“In a Lonely Place blasted my mind open to new ways of reading.” —Sarah Weinman, Los Angeles Review of Books
A classic California noir with a feminist twist, this prescient 1947 novel exposed misogyny in post-World War II American society, making it far ahead of its time.
Los Angeles in the late 1940s is a city of promise and prosperity, but not for former fighter pilot Dix Steele. To his mind nothing has come close to matching “that feeling of power and exhilaration and freedom that came with loneness in the sky.” He prowls the foggy city night—bus stops and stretches of darkened beaches and movie houses just emptying out—seeking solitary young women. His funds are running out and his frustrations are growing. Where is the good life he was promised? Why does he always get a raw deal? Then he hooks up with his old Air Corps buddy Brub, now working for the LAPD, who just happens to be on the trail of the strangler who’s been terrorizing the women of the city for months...
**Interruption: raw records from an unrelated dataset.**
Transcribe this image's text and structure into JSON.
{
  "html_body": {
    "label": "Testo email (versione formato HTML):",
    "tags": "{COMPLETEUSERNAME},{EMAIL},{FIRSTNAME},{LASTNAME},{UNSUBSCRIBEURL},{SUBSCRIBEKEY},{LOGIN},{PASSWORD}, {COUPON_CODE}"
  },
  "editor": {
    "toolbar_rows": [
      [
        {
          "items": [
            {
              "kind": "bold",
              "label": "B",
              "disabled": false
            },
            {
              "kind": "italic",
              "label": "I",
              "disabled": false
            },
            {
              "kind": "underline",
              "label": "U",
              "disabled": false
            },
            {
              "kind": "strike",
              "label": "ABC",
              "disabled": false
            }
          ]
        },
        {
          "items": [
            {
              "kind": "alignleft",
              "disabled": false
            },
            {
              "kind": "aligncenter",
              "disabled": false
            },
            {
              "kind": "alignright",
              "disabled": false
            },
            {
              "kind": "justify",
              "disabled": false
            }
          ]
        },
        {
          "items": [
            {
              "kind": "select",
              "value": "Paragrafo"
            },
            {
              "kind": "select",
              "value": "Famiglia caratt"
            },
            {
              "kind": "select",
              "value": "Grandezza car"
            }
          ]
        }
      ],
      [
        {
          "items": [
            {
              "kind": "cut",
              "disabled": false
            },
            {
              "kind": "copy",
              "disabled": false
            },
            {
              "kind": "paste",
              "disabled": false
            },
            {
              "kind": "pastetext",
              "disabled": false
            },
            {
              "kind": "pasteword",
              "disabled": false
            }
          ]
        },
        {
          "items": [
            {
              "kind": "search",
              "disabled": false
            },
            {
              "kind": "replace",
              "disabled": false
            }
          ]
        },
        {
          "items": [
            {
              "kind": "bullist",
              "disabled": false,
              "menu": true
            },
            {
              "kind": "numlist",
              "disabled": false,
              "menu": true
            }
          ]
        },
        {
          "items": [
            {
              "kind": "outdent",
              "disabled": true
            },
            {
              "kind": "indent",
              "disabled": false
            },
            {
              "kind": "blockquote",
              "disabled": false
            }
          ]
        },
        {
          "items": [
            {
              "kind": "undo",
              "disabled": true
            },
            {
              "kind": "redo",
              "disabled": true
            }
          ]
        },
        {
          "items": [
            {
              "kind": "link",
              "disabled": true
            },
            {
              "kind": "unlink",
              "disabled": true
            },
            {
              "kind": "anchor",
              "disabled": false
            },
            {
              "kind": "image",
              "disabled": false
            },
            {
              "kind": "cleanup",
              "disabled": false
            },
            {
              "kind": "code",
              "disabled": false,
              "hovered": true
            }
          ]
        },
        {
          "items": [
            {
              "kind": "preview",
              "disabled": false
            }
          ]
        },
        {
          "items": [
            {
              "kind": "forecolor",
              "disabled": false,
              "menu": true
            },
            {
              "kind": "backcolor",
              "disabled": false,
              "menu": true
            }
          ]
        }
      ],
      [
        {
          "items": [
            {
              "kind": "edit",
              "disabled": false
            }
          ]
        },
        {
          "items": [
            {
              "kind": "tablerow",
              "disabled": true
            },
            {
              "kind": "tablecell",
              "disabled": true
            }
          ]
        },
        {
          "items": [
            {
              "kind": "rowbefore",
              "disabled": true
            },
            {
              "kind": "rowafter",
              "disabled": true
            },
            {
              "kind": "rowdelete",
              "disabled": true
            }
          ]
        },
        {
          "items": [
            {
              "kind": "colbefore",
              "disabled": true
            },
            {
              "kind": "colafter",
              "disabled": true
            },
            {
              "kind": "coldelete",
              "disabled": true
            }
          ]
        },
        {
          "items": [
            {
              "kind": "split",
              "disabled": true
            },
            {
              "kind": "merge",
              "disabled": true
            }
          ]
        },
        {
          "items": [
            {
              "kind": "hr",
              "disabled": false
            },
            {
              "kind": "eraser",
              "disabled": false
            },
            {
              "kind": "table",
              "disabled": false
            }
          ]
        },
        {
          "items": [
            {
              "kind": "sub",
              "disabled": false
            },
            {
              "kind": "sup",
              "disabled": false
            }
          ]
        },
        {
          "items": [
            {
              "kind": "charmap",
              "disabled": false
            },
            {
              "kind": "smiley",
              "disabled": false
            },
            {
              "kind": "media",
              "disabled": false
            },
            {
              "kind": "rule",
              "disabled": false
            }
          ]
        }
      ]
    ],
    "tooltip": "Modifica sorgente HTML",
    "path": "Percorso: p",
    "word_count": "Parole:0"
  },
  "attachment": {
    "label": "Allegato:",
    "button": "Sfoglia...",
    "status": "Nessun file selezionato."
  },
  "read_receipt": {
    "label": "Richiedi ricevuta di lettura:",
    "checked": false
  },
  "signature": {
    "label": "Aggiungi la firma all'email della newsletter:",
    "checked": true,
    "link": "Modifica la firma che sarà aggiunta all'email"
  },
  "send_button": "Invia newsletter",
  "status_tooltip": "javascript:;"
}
Written with controlled elegance, Dorothy B. Hughes’s tense novel is at once an early indictment of a truly toxic masculinity and a twisty page-turner with a surprisingly feminist resolution. A classic of golden age noir, In a Lonely Place also inspired Nicholas Ray’s 1950 film of the same name, starring Humphrey Bogart.